• EXERCISE GOAL
Return the data that follows, keeping every word and mark unchanged.

• MATERIALS PROVIDED

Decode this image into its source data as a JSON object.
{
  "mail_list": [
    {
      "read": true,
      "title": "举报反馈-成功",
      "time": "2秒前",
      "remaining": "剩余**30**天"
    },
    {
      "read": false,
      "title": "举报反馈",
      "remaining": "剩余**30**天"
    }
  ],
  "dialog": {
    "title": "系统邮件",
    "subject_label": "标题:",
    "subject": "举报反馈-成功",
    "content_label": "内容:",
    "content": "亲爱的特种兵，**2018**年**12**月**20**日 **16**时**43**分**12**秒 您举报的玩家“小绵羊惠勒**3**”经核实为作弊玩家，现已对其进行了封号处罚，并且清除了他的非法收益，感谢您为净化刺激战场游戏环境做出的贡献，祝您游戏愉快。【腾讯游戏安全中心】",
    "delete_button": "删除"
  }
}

• REPLY TO THE EXERCISE
Decode this image into its source data as a JSON object.
{
  "mail_list": [
    {
      "read": true,
      "title": "举报反馈-成功",
      "time": "2秒前",
      "remaining": "剩余**30**天"
    },
    {
      "read": false,
      "title": "举报反馈",
      "remaining": "剩余**30**天"
    }
  ],
  "dialog": {
    "title": "系统邮件",
    "subject_label": "标题:",
    "subject": "举报反馈-成功",
    "content_label": "内容:",
    "content": "亲爱的特种兵，**2018**年**12**月**20**日 **16**时**43**分**12**秒 您举报的玩家“小绵羊惠勒**3**”经核实为作弊玩家，现已对其进行了封号处罚，并且清除了他的非法收益，感谢您为净化刺激战场游戏环境做出的贡献，祝您游戏愉快。【腾讯游戏安全中心】",
    "delete_button": "删除"
  }
}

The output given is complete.